* A record 281 handicappers put up $1,500 each to enter this year's Las Vegas Hilton SuperContest, the most prestigious football contest of its kind. Each handicapper picks five games a week against the spread. This year, the Hilton will return all entry fees as prize money, so the purse is $421,500 ($168,600 to the champion), plus an additional $10,000 mini-contest in the final three weeks of the season, and a $10,000 bonus if the champion exceeds 67 percent on his selections. In week 1, a dozen handicappers went 5-0 with another 31 going 4-1. Ten got off to 0-5 starts.

* A competing high-end contest at Station Casinos, called the Gambler's Challenge, drew a field of 129 who put up $1,000 each. The format is similar to the SuperContest, with a few college games and NFL totals thrown in. Three entrants went 5-0, with another 15 at 4-1, while three went 0-3.

* Station Casinos is also conducting a media contest for charity. The casino company is donating a total of $25,000 throughout the season, $1,000 to the charity of each week's winner, plus season-ending prizes for the 57 contestants and their benefactors.

Racing contests

The early-bird deadline for the Championship at The Orleans, to be held Oct. 10-12, is next Wednesday. Those paying their $500 entry fee will be eligible for a free $20,000 bonus contest on Sunday, Oct. 13, the day following the main tournament.

* The Coast Casinos has released its schedule for 2003: Suncoast Invitational on Jan. 15-18, Championship at The Orleans on April 2-5, an inaugural contest at the Gold Coast on Aug. 20-23, and another Championship at The Orleans on Oct. 8-11.

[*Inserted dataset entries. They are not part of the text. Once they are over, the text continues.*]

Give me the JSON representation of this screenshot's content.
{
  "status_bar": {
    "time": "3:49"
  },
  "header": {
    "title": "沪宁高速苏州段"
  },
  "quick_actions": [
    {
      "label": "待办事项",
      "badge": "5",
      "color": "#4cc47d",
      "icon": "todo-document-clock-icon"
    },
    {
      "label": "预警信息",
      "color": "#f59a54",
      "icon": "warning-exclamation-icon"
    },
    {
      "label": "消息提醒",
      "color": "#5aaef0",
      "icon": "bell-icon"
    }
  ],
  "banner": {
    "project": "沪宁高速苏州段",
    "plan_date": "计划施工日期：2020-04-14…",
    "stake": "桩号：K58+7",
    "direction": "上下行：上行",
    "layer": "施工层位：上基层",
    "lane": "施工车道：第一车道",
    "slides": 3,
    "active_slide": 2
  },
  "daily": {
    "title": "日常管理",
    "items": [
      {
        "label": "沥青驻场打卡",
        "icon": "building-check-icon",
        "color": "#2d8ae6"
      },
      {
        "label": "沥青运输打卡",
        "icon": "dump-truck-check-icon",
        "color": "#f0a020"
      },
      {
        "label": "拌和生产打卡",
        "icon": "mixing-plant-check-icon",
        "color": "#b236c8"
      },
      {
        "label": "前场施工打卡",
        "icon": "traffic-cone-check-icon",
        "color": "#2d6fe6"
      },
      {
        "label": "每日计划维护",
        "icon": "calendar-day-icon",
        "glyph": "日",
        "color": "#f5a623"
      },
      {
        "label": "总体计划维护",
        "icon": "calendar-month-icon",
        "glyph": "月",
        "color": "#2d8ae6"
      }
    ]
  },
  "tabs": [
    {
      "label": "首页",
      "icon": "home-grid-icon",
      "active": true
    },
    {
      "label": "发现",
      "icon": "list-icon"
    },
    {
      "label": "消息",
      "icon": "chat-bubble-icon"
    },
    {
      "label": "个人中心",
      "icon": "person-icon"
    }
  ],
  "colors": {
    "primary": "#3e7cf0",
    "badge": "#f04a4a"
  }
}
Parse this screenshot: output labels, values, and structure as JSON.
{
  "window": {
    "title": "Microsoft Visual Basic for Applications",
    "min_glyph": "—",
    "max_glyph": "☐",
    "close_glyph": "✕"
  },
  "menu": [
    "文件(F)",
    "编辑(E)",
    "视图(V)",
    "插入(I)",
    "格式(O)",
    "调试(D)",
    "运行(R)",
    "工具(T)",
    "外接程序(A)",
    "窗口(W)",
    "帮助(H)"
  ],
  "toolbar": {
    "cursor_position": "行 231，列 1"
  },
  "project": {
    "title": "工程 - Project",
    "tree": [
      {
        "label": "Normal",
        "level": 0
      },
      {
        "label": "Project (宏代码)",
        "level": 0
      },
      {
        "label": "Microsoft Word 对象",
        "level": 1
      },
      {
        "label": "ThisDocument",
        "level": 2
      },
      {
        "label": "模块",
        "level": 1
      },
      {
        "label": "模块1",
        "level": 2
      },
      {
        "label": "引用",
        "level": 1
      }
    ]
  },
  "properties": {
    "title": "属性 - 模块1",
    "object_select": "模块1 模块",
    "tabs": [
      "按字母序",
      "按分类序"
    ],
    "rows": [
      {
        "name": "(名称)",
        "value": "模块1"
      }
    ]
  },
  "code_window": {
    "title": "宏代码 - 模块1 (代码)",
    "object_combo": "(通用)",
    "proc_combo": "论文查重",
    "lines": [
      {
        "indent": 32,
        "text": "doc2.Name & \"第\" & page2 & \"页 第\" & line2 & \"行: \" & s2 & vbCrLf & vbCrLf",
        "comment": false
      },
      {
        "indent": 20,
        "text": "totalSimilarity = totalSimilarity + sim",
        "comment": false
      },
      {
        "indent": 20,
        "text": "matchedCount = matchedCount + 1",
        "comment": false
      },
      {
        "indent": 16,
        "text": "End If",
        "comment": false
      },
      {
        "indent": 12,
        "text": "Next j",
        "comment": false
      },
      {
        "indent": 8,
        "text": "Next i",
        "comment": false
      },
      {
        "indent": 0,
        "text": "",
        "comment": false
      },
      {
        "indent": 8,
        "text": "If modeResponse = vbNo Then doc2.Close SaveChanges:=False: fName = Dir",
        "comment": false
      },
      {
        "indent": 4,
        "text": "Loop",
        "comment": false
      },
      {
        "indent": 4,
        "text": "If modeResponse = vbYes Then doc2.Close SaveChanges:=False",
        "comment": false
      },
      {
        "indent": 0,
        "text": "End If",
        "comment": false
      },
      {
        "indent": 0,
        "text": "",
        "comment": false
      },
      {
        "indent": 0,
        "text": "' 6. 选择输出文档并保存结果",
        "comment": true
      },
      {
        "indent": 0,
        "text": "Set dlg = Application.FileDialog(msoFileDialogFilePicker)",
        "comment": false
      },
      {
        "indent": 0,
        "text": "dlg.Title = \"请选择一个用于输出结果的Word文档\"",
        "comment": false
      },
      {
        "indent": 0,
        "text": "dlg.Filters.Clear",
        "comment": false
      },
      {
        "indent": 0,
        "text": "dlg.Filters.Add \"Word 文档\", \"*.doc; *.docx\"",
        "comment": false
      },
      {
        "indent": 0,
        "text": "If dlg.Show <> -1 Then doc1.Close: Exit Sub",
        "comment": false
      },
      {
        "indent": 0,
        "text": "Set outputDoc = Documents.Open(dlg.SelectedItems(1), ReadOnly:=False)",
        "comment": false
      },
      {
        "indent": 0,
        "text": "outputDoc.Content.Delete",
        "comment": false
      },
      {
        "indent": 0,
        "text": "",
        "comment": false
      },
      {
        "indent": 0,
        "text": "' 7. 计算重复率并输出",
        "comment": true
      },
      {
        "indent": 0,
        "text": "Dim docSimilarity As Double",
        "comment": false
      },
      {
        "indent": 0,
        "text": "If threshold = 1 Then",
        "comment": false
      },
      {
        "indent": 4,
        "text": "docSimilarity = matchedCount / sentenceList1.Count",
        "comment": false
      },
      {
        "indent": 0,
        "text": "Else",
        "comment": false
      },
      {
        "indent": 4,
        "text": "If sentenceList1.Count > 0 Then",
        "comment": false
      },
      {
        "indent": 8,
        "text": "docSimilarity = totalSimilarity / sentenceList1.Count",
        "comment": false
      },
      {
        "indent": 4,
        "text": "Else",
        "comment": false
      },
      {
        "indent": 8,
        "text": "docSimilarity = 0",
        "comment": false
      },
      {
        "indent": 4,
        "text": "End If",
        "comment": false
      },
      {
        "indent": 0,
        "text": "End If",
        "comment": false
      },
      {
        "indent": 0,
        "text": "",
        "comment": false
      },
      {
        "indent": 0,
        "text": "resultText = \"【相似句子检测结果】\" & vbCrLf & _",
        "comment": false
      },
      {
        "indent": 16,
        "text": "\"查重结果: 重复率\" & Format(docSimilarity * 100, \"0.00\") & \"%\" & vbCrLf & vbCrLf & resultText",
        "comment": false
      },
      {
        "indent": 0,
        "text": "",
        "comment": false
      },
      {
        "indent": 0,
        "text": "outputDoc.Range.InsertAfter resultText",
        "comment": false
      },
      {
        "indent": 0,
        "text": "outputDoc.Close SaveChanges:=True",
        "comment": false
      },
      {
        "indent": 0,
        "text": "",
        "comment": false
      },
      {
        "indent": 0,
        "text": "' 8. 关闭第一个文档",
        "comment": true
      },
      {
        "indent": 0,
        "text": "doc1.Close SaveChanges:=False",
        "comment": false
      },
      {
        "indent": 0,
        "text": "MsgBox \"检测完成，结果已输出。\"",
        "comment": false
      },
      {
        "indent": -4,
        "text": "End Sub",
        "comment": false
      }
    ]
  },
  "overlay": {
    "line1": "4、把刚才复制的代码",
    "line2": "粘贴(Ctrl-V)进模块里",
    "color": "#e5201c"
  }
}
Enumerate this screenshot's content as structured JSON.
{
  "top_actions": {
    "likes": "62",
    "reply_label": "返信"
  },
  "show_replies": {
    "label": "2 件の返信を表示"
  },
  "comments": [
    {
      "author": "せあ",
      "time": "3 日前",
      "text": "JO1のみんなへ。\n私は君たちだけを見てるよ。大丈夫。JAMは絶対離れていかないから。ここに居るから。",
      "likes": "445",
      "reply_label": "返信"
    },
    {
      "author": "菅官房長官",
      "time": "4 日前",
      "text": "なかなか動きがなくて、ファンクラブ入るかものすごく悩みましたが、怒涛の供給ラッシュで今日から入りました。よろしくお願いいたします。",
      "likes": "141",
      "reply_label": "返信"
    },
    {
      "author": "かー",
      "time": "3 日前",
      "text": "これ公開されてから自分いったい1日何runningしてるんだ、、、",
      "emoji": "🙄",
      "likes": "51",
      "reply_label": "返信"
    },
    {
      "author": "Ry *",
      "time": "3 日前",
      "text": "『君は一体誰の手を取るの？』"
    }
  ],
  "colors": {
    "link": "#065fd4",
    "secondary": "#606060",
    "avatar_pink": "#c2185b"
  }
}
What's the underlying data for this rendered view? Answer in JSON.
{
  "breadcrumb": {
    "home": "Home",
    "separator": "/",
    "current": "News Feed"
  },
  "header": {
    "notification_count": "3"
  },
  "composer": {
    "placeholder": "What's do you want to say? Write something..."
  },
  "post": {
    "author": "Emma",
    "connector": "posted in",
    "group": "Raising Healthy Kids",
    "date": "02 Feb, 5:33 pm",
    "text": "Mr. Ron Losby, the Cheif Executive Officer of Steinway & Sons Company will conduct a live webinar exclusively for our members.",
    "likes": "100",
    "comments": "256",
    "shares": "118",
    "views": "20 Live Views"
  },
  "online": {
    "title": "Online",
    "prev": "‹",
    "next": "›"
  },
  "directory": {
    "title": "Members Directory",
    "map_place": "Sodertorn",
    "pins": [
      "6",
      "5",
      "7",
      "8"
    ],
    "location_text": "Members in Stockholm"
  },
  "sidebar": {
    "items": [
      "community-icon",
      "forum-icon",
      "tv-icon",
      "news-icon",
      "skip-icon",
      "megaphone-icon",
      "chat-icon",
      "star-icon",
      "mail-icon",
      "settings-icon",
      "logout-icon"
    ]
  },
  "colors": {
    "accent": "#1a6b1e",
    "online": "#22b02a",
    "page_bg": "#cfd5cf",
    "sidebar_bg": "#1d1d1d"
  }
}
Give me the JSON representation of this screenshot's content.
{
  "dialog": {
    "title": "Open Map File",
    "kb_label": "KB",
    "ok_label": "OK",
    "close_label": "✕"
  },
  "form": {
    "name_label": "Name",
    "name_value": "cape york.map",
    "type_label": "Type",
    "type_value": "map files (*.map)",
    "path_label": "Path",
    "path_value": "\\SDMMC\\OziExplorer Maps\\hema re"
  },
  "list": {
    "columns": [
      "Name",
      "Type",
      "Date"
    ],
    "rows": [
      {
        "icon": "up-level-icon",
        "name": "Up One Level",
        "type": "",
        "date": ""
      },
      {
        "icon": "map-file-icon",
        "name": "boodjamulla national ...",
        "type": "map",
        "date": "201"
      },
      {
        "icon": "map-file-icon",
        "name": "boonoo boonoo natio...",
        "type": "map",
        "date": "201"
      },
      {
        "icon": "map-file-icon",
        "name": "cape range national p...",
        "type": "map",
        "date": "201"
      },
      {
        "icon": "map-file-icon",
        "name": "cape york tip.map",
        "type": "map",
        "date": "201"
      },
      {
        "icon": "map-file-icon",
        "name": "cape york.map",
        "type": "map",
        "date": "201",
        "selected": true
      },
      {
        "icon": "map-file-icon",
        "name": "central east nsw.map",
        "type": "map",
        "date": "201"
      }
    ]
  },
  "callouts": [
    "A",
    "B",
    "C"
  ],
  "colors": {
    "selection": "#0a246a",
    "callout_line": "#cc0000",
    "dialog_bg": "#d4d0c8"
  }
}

* The Reno Hilton has set the dates for its 2003 tourneys: Winter Challenge on Feb. 5-7, Summer Showdown on June 20-21, and the Brawl in the Fall on Sept. 4-7.

* Binion's Shoe Q, which is held each Friday at the downtown hotel, was left off the list of local contests that are on hiatus during the Fairplex meet.

Spotlight on Sin City

The Travel Channel airs several Vegas-related shows this weekend with "World's Greatest Casinos" and "Best Places to Strike It Rich" on Friday night and "Top Ten Las Vegas Casinos," "Gambling Hotspots," and "Vegas: Beating the Odds" on Saturday night. (Atlantic City also gets some air time with "Atlantic City: Beauty, Boardwalk" on Saturday night.)

In addition, next Tuesday is the debut of MTV's newest season of "The Real World," which is credited as being the first reality show. This year's cast of twentysomethings was housed in a suite at the Palms.